More Than Me: An Explanatory Study of Pregnant and Parenting Youth in the Foster Care System

By the time they are 21, more than 50% of female foster youth have a child. This is more than twice the pregnancy rate of their non-foster peers.

Due to the 2010 extension of foster care to age 21, this high pregnancy rate has entered the policy spotlight. Today, these transition-age youth may choose to remain within the foster care system, and often lack the resources and supports critical to parenting.

Consequently, foster care support organization First Place For Youth has conducted an investigation into these disparities and how to best address them. Entitled More Than Me, the resulting report examines the “characteristics and outcomes of parent and non-parent foster youth alumni of First Place For Youth’s My First Place program.”

The My First Place program was initiated in 1998 for the purpose of providing foster youth with the housing, intensive case management, and individualized education and employment services that they need to successfully make the transition into independent adulthood. The program currently operates within California’s San Francisco, Alameda, Contra Costa, Los Angeles, and Solano counties.   

The study pinpointed the small differences between the program’s parent and non-parent groups; parents were less likely to be employed or to have their high school diploma or G.E.D. Participant total incomes were higher among the parents, though non-parents had higher average earnings from employment specifically. Furthermore, parents have significantly more difficulty pursuing a post-secondary education and stable career than their non-parent peers.

The report presented several recommendations for policy and practice changes that could better serve both the parent and non-parent transition-age youth population, in light of these findings. These include, as listed in the Executive Summary:

  1. Improving access to, and the availability of, affordable child care
  2. Extending the service runway for parenting foster youth
  3. Developing a universal pregnancy prevention strategy for foster youth
  4. Providing universal parenting and early childhoods services to parenting and pregnant foster youth
  5. Investing in a two-generation approach service model to optimize the benefits to parenting foster youth and their children; and
  6. Leveraging additional income resources for parents while they pursue education and employment goals.

In an email statement by First Place For Youth CEO Sam Cobbs, he summarized the study’s implications for the foster community.

Although parents make strides through our service-rich stable housing program, they face the ongoing challenge of dedicating their time and resources not only to themselves but their children,” Cobb wrote. “This makes reaching education and employment goals more difficult than for non-parents. The persistence of these disparities points to the need for extended and specialized support, including affordable child care and early childhood trainings and services.”

You can read the report in its entirety here.

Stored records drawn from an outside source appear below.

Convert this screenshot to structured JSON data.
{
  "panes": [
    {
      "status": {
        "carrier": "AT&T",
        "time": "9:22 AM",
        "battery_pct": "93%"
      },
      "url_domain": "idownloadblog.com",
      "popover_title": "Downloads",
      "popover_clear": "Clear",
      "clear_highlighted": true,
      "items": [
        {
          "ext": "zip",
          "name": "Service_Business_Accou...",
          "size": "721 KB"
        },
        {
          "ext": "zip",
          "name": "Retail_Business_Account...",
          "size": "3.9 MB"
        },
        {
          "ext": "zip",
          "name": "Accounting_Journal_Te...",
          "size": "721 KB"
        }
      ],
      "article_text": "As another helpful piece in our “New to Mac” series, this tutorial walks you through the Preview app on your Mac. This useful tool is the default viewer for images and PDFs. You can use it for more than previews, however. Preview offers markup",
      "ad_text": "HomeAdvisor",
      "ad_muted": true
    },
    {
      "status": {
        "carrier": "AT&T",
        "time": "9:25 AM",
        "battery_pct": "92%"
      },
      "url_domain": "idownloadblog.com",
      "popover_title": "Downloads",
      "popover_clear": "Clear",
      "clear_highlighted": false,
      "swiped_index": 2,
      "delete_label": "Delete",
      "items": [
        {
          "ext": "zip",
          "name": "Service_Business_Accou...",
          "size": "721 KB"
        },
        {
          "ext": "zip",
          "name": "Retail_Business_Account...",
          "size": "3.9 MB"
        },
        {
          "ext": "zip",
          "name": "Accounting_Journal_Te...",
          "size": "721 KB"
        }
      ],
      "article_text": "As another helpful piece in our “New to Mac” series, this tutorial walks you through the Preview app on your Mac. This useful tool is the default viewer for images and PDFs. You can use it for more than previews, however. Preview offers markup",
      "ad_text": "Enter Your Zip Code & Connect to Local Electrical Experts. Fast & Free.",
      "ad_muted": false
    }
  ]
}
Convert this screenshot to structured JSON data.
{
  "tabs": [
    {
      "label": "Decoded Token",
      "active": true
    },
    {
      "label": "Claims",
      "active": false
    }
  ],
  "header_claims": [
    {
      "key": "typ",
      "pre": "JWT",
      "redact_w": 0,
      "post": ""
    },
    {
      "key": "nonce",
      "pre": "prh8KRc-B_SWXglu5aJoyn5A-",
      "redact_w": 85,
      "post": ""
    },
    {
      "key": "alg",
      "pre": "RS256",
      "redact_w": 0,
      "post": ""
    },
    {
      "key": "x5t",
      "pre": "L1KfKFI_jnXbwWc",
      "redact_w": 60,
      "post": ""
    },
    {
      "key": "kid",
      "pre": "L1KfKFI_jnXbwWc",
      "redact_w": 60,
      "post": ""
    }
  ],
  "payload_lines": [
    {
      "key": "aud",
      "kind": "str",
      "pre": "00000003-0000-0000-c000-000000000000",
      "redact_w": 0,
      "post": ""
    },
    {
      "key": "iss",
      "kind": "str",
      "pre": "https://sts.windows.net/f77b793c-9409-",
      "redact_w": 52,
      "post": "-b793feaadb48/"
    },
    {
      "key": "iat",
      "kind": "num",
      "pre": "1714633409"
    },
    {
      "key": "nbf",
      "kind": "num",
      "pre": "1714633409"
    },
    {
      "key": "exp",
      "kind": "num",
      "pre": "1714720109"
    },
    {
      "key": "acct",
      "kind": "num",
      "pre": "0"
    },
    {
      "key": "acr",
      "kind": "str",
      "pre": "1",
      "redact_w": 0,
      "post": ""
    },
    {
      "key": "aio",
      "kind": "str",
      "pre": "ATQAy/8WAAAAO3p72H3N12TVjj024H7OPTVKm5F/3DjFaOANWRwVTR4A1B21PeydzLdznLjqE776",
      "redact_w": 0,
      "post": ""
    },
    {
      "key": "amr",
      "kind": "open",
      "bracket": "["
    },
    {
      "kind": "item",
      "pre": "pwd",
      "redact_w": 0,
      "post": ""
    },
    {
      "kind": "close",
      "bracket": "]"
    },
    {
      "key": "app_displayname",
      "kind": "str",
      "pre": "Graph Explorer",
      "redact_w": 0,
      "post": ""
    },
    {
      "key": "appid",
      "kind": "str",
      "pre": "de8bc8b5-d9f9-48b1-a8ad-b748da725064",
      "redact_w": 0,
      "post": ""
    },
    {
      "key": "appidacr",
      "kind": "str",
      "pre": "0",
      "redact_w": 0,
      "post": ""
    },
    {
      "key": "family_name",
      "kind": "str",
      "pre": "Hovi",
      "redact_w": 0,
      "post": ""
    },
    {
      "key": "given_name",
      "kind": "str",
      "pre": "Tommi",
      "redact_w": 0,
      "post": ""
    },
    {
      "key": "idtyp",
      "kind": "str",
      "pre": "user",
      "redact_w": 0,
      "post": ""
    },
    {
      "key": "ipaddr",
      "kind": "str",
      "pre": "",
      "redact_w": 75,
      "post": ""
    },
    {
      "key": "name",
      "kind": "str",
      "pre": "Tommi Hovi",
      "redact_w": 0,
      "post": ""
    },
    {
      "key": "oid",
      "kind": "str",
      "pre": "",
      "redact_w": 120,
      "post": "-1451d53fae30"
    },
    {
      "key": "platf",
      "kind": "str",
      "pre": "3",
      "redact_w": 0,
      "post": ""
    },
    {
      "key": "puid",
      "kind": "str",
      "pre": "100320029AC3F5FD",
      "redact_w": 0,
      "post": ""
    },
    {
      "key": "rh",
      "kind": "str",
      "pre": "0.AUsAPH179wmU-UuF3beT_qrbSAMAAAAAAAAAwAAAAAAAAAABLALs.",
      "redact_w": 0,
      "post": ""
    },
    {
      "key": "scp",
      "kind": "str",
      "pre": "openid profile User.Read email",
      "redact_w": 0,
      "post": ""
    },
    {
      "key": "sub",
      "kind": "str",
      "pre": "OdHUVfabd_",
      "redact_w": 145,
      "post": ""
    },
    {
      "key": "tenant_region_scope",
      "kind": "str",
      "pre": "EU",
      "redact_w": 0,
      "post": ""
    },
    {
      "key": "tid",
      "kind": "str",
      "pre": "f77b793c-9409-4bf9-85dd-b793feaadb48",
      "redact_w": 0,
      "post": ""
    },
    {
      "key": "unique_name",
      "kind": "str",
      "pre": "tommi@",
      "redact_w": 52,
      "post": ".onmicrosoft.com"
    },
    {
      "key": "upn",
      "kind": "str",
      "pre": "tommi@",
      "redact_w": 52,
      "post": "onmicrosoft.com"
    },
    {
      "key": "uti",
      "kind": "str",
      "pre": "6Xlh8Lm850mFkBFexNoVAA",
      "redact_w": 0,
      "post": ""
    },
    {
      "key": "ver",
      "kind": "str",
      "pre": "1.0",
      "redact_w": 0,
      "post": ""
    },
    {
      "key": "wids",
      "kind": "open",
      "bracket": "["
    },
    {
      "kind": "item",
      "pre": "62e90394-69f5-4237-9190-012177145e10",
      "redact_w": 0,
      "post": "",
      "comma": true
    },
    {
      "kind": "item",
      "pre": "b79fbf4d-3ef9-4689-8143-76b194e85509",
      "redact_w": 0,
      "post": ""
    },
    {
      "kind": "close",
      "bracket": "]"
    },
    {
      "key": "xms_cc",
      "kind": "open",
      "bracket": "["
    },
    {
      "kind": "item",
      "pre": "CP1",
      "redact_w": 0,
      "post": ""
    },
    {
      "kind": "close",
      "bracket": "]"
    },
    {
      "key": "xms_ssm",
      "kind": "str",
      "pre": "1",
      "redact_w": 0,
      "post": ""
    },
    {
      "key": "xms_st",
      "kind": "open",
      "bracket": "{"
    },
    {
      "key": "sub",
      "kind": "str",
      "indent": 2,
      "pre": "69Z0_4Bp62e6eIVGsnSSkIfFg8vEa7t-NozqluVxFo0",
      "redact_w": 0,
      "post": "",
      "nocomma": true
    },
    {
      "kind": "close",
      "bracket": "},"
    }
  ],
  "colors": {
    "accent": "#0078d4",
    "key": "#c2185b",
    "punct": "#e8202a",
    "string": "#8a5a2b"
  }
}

The research was funded by the Butler Family Fund, Conrad N. Hilton Foundation, Hedge Funds Fare and Kaiser Foundation Hospital Fund.

Print Friendly, PDF & Email

Lisa Martine Jenkins
About Lisa Martine Jenkins 35 Articles
Lisa is the marketing coordinator for The Chronicle of Social Change and a recent graduate of University of California-Berkeley. Find her at lisamartinejenkins.com or on Twitter @lisa_m_jenkins.